Page and application data records
========================================

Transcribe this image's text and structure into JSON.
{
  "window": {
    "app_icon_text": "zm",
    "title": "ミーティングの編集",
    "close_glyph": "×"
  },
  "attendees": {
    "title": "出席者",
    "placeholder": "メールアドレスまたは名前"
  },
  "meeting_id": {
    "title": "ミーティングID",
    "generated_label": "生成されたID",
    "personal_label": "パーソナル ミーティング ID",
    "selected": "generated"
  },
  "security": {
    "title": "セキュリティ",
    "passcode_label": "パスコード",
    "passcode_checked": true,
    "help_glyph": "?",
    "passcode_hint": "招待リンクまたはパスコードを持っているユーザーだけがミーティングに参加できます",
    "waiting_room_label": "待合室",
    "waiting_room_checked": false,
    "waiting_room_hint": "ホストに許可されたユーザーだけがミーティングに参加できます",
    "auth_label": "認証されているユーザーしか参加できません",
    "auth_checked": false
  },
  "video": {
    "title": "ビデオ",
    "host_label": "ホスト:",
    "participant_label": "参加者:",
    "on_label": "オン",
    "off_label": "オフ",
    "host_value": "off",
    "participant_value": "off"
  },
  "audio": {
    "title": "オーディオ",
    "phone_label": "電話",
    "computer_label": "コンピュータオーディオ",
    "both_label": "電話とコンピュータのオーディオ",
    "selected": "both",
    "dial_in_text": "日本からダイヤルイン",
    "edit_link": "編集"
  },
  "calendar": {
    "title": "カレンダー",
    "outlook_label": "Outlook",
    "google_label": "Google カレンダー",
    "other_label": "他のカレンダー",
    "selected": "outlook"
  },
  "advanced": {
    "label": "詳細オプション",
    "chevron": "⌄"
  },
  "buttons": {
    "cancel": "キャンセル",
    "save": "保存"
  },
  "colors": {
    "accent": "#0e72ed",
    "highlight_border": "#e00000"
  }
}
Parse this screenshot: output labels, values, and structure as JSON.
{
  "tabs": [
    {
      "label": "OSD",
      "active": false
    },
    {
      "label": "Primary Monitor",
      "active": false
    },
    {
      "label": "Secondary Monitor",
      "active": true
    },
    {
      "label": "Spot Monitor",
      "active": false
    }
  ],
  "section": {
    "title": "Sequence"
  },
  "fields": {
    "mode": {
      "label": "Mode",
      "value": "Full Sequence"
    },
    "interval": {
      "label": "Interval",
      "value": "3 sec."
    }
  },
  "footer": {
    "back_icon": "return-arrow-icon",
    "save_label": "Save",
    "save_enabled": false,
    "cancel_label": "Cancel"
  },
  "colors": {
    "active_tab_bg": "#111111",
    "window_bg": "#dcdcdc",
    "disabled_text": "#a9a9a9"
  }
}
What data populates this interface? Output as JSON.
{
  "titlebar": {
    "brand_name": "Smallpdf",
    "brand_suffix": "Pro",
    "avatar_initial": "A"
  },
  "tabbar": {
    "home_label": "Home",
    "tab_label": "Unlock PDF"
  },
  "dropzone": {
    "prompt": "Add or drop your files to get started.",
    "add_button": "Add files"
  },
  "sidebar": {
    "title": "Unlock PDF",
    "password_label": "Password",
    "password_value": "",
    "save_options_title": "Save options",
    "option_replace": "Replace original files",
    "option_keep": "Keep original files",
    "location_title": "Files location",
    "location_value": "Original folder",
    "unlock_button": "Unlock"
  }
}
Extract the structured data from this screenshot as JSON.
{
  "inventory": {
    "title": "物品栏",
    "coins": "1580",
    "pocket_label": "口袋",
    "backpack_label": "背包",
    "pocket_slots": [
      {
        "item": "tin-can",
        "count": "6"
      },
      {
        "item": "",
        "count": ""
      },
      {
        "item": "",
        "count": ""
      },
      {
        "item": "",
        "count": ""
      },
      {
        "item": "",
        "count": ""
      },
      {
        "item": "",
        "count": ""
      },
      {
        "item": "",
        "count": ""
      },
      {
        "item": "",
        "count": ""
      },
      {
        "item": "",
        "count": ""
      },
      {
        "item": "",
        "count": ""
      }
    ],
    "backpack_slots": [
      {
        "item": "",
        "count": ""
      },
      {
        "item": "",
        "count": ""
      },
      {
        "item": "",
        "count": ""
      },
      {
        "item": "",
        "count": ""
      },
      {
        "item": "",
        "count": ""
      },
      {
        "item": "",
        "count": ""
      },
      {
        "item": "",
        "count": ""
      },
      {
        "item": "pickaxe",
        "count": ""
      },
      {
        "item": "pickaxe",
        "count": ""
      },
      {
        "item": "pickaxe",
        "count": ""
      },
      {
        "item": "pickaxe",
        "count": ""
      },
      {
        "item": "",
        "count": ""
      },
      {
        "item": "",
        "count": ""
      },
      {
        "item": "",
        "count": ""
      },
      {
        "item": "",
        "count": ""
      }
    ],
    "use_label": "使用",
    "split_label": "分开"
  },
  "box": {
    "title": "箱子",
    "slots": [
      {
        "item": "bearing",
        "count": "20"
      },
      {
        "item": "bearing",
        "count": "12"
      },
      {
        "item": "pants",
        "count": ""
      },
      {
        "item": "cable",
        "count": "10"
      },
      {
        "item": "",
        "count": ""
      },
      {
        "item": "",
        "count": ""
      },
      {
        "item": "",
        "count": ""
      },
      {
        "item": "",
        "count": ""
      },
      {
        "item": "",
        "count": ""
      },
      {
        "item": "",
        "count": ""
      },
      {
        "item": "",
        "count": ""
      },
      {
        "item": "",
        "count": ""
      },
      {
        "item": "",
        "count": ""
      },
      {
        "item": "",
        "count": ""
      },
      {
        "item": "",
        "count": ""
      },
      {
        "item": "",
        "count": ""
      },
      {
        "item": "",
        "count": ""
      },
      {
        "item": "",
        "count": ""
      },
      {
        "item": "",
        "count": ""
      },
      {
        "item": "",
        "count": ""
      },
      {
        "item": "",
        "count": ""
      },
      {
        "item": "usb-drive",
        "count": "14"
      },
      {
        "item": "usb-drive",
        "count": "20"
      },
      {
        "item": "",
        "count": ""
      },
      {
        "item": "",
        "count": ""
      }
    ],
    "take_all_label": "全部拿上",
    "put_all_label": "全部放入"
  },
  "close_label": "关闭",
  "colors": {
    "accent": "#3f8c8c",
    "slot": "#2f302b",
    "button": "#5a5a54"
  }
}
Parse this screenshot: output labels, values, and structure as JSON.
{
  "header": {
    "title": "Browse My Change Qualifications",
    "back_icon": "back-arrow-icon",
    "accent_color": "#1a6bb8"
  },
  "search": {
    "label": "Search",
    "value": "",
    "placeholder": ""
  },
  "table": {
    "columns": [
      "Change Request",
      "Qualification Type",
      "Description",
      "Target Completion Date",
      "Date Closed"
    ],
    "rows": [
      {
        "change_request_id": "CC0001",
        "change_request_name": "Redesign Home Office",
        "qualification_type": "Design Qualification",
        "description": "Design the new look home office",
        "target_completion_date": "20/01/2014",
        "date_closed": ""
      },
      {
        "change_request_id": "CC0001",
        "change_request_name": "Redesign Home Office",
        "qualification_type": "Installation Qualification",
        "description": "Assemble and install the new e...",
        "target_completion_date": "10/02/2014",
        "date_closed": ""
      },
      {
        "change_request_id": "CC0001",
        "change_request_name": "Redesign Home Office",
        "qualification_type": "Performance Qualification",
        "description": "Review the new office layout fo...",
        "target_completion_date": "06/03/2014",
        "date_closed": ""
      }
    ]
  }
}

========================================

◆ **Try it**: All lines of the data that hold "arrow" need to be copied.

◆ **The answer**:
    "back_icon": "return-arrow-icon",
    "back_icon": "back-arrow-icon",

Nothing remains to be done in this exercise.